A three-rib roast of beef, weighing twelve pounds, will require two hours and a half to cook it, rare. Put it in a clean dripping-pan, without water; do not season it, but baste it every quarter of an hour with its own drippings; when done, remove it from the pan and strain off the drippings ; pour some back in the pan, put it on the range and dredge some flour in, and add pepper and salt; stir until it is smooth and brown, then pour some hot water in and cook for a few minutes. Serve in a sauce-boat, hot.
Yorkshire Pudding, which may be baked and served with it, is made with one pint of milk, three eggs, four tablespoonfuls of flour, pinch of salt, beaten to a thin batter; pour in the pan, when the meat is half-done, and when baked, remove with the meat.
Select a piece of the round of about eight pounds, remove the meat around the bone carefully, keeping it whole as possible ; cut strips half-an-inch in width and the depth of the meat in length, of uncooked corned pork ; run these strips into the beef from the top to the bottom, so that in slicing the meat it will cut nicely, and the more introduced the better the flavor. Then mix together one tablespoonful of ground allspice, one teaspoonful of cloves, five blades of mace, one tablespoonful of summer savory, one tablespoonful of sweet marjoram, one tablespoonful of ginger, one tablespoonful of salt; then make incisions in the beef and introduce through it the above articles, well mixed together. This must be prepared the day before it is cooked, to allow of the flavor being communicated to the beef. Lay in the bottom of the stew-pan some pieces of corned pork cut in thin slices; on this lay the beef, having tied it tightly around with tape to keep it in good form ; then make a little bunch of thyme and parsley, and lay it on the beef; slice two onions, scatter them over the beef, then pour over it one quart of cold water, and set this aside to simmer very slowly for four hours. It must be cooked with care, and kept tightly covered. half-hour before dishing, pour off the gravy and skim all the fat off; strain it, and add a wineglassful of mushroom catsup to half-pint of gravy, and stir in a spoonful of flour to thicken it; let this simmer for a few minutes only, then pour it over the beef, removing the herbs and onions from the top, as they must not be served.
Three pounds of the fillet of beef; lard it by sticking a knife through different parts, in which put slices of fat salt pork, about half-inch wide and three long ; then tie it in shape with twine, and put it in a baking-pan ; in the bottom put some pork or suet; sprinkle pepper and salt, and put a large ladle of hot stock or boiling water in the pan ; baste it often. It will take about forty minutes to cook it. Make a gravy of some stock, add some mushrooms, pepper and salt and caramel to brown it.
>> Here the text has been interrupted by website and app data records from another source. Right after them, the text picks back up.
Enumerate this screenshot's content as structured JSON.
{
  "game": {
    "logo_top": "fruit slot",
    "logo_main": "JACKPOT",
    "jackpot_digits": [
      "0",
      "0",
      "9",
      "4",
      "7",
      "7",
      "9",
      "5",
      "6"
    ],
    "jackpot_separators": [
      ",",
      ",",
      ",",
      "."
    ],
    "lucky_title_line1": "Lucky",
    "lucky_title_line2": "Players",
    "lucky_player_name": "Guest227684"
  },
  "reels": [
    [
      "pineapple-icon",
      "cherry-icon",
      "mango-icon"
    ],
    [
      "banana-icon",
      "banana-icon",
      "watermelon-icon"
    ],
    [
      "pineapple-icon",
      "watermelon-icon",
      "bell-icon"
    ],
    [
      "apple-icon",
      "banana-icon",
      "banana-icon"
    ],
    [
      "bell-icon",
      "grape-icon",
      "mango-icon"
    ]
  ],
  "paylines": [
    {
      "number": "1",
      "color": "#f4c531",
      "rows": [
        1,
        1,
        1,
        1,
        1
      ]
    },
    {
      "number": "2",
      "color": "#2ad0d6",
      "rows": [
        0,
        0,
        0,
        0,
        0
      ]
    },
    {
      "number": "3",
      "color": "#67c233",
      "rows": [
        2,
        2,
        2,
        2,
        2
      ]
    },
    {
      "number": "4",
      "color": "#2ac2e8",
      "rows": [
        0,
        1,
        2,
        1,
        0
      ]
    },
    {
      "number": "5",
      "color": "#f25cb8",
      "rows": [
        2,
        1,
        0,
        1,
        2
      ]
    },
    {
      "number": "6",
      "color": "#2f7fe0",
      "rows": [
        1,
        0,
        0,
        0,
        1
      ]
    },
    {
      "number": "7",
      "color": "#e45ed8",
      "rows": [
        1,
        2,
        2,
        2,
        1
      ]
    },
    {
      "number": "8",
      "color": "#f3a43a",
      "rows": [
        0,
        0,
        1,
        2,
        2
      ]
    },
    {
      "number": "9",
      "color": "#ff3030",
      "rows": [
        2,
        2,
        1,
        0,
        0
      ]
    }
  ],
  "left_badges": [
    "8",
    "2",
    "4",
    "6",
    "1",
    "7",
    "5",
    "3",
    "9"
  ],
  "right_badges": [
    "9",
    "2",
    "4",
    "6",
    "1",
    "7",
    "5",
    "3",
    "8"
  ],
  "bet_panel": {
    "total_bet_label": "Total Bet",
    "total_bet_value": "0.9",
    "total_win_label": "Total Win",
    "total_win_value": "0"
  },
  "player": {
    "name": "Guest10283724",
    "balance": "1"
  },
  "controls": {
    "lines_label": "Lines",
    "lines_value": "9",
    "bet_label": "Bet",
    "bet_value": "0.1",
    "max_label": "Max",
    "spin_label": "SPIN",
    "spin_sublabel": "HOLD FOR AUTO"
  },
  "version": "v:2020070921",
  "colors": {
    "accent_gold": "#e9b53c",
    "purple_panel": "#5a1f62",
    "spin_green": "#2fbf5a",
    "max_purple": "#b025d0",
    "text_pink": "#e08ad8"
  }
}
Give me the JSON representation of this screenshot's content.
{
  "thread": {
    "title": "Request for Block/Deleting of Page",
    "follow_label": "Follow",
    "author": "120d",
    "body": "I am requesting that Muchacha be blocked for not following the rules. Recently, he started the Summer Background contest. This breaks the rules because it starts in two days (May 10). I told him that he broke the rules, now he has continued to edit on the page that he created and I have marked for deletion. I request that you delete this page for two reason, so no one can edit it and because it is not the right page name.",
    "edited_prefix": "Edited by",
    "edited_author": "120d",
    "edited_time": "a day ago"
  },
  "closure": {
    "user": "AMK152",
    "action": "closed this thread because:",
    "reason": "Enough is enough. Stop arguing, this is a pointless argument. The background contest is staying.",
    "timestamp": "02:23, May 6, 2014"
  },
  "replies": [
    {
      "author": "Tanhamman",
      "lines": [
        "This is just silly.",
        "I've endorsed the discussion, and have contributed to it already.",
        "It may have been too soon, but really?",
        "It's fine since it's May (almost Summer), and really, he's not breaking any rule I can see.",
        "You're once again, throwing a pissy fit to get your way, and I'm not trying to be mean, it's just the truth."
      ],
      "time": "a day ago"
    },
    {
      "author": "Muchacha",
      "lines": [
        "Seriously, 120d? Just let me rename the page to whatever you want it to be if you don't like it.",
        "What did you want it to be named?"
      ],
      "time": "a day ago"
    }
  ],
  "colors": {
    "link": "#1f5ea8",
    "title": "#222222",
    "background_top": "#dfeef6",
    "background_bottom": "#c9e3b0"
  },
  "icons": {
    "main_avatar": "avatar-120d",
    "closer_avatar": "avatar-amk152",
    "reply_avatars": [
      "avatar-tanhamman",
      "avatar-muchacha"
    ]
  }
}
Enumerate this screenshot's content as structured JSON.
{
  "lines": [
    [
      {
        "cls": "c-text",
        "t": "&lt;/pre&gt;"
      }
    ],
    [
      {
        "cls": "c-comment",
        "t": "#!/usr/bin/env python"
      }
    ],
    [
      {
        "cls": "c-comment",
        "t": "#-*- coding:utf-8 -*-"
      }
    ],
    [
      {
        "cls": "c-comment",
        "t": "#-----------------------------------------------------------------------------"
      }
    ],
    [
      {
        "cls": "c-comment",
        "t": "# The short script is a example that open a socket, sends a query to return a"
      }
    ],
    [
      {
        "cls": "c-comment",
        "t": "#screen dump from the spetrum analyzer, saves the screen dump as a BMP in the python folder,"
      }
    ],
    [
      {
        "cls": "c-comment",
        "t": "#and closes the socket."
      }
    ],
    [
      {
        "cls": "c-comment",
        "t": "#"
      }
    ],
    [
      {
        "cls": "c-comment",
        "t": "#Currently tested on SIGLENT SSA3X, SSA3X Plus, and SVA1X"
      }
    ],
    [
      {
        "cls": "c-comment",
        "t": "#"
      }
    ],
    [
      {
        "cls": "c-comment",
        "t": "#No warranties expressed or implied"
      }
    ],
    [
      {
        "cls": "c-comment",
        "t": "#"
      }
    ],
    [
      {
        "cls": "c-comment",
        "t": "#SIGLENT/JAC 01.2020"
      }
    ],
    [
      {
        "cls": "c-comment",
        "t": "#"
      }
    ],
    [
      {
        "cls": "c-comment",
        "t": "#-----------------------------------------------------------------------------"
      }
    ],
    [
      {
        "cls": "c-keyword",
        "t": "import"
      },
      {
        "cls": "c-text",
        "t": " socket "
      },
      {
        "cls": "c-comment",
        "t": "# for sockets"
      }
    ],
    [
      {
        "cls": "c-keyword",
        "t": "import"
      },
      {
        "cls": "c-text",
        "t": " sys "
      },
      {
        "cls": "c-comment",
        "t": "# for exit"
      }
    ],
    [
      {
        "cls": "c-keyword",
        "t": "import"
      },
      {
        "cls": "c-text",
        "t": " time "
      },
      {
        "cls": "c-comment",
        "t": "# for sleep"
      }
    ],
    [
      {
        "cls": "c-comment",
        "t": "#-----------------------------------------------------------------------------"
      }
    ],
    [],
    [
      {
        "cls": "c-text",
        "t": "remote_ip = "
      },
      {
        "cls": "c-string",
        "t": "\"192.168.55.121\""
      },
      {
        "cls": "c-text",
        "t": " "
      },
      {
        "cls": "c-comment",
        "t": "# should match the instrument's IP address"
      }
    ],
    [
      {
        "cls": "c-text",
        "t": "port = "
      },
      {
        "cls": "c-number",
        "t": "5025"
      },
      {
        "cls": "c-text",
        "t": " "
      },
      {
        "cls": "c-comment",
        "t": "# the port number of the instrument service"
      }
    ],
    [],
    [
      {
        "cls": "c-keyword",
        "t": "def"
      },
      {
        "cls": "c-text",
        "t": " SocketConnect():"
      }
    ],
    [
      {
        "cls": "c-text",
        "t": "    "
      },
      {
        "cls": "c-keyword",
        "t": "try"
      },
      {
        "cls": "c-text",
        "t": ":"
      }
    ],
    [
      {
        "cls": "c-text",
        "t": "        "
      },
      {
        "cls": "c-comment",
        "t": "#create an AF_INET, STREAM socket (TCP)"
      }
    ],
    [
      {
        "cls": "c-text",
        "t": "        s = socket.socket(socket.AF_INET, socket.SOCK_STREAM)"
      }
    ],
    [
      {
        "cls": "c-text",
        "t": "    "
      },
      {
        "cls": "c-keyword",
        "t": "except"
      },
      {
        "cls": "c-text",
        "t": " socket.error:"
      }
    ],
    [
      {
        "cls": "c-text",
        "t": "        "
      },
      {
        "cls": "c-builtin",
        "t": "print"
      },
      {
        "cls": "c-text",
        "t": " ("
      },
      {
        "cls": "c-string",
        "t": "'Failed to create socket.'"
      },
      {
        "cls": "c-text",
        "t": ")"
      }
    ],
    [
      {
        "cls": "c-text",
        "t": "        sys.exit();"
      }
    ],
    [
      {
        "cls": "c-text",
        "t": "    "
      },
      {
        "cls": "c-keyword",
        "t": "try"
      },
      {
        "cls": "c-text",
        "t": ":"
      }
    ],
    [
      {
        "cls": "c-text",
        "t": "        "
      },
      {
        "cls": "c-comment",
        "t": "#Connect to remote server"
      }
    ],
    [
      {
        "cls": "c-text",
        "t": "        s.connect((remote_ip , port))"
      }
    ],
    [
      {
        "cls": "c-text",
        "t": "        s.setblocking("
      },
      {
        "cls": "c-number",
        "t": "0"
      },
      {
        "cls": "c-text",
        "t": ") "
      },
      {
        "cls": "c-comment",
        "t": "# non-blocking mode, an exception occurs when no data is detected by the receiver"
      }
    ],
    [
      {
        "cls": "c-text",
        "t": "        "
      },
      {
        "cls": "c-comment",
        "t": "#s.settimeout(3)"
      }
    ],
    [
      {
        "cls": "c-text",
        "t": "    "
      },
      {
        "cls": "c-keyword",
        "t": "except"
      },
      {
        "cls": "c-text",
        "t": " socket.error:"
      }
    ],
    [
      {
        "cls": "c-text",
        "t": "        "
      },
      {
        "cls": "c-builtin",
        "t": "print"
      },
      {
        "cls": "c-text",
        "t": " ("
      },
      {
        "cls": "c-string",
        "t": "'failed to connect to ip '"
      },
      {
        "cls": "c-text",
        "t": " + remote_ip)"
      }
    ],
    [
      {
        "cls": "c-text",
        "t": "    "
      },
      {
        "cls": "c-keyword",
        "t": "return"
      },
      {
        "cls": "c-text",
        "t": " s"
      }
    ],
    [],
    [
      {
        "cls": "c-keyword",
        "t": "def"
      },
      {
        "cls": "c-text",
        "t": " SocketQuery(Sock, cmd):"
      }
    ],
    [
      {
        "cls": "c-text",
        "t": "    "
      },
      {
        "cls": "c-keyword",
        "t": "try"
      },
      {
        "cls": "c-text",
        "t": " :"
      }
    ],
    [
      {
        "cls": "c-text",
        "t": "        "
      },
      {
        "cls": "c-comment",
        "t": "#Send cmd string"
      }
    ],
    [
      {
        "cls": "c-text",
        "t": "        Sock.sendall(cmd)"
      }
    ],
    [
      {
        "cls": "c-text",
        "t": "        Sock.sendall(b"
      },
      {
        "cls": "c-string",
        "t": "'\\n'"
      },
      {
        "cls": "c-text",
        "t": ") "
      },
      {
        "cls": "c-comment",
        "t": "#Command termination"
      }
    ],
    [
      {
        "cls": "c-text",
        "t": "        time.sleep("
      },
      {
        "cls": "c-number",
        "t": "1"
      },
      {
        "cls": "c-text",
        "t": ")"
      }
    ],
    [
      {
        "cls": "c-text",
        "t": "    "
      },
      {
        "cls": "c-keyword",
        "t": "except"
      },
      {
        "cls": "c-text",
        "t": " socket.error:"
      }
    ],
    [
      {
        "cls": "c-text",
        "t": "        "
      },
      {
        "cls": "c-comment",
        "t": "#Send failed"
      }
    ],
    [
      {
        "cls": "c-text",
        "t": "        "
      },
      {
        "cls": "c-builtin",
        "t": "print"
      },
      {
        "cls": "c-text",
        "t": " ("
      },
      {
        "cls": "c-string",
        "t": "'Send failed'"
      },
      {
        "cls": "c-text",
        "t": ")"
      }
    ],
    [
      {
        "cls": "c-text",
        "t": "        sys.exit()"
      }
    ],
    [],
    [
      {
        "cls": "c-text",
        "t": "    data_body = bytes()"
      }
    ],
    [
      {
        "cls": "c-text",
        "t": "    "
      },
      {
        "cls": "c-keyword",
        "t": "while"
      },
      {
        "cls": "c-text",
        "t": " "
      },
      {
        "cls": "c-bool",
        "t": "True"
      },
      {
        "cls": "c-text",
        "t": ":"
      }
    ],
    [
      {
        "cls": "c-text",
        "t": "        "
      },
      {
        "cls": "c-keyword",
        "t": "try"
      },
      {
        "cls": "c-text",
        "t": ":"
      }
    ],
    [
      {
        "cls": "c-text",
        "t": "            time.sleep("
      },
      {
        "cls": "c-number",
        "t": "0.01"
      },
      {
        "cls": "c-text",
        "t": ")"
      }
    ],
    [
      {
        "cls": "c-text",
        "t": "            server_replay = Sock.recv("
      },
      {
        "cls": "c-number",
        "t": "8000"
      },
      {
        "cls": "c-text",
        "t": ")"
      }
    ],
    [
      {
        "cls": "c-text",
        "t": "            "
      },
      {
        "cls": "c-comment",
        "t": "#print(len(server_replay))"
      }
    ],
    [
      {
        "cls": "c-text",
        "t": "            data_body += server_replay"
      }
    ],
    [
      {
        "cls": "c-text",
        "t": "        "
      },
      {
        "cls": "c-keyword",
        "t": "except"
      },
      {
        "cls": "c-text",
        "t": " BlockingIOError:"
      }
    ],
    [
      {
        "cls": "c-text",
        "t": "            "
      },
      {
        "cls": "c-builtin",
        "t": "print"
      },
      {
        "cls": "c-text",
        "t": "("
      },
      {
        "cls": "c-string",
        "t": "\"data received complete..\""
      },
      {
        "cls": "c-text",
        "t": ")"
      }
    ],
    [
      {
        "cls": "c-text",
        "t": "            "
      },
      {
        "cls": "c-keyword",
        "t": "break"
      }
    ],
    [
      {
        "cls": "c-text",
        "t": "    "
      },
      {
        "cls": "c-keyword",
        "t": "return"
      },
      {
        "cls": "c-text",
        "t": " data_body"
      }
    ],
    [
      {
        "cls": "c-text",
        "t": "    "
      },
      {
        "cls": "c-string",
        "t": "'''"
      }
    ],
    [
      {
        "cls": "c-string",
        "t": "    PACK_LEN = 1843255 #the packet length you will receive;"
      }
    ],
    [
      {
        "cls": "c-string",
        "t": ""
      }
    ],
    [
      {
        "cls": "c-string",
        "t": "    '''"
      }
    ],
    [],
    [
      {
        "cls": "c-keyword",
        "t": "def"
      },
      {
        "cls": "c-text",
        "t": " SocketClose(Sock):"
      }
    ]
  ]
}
Cut the beef in slices about an inch thick ; rub the gridiron with butter, and put the beef on, and then over the fire for seven minutes, and then put it on the dish and put Dutch sauce around it. To make the sauce, take half-tablespoonful of cream, yolks of two eggs, one ounce of butter, pepper and salt, juice of half-lemon. Put in the saucepan half-tablespoon of water, the yolks of the eggs, the lemon, the cream, the butter; now whisk these over the fire, but do not let it burn; when hot, draw it to one side and serve. d.